Obviously none of the position players made that list, which included 27 prospects on each of the position and pitching lists. Cain was around the middle, Hennessey a bit below the middle, and Aardsma was at the bottom of the pitching prospect list, which, based on the comments I read, seem to be related to him being a reliever. In any case, they see Hennessey as no more than a #5 starter or middle reliever, which I have no problem with.

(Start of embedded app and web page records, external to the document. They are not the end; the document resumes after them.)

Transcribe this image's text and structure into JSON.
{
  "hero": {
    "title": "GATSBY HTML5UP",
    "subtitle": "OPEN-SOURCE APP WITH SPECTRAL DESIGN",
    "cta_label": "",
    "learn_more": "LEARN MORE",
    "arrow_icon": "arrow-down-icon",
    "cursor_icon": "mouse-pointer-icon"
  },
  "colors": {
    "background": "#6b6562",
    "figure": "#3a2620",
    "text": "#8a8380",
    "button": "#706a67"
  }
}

Out of the five pitchers who are considered our top pitching prospects and have played in AA or above - Aardsma, Cain, Hennessey, Misch, Valdez - Misch is close to good or above (as determined by Shandler's research) in most categories of evaluation used by the book (WHIP, Opposing OBP, BB/9, K/9, K/BB, HR/9, BABIP, and strand rate, which measures the number of baserunners stranded by the pitcher and any relievers), 6 of 8. Cain and Aardsma is also 6 of 8. Aardsma is the only one of these three performing at or above the good level for all 6 - Cain is close on two, as is Misch. Hennessey was 4 of 8, with 3 good, but poor or near poor in 3 categories.

For comparison, Williams was close or above in all 8 categories, 5 above, 3 close, in 2003 and Lowry was 5 of 8, 3 above, 2 close, in 2004, an increase over his 3 of 8, 2 above, 1 close, in 2003 plus 3 categories that were bad or borderline bad in 2003 (he still had 2 in 2004).

In addition, there were also 3 pitchers at or above for 4 or 5 categories in 2004: Munter, Sadler, and Urban. Munter had 4 above and 1 close, and the other two had 3 above and 1 close. However, all three were close to poor performance in WHIP, a bad thing for a reliever and were poor in other key categories, such as BB/9, K/9, and BABIP. Probably would yield more info if each category was weighted to how relatively important that category is for starter vs. reliever.

From what I've read, others concur that Lowry is a good comparable for Misch, with Misch performing better than Lowry did in AA, which was confirmed by the analysis above. Seems to me, from all this, that Misch is a better prospect than Hennessey right now because his ceiling seems higher than #5/middle-reliever.

Alex: Has anyone seen Misch live or on TV, either last year or this spring? Any eyewitness reports on what his stuff looks like? Does his fastball sink? Tail? Is his curve a Zito/Estes hammer or a Rueter/Lowry slurve?

Steve: I have seen Misch pitch, but it was in 2003. At that time, he seemed to me like an effective but not an impressive pitcher. In particular, I thought his K/IP was sub-standard. He had 61 K in 86.0 IP in 2003. Most of your better prospects in the NWL will have close to a strikeout per inning. For me, one of the most encouraging things about Misch in 2004 was how his K/IP improved despite skipping two levels. I recall in 2003 hearing the Salem-Keizer radio broadcaster say something to the effect that Misch's strikeout total was not higher because he had not always had sharp break on his curveball that summer.

At this point, we should probably move the discussion to Merkin Valdez. (Coming soon ...)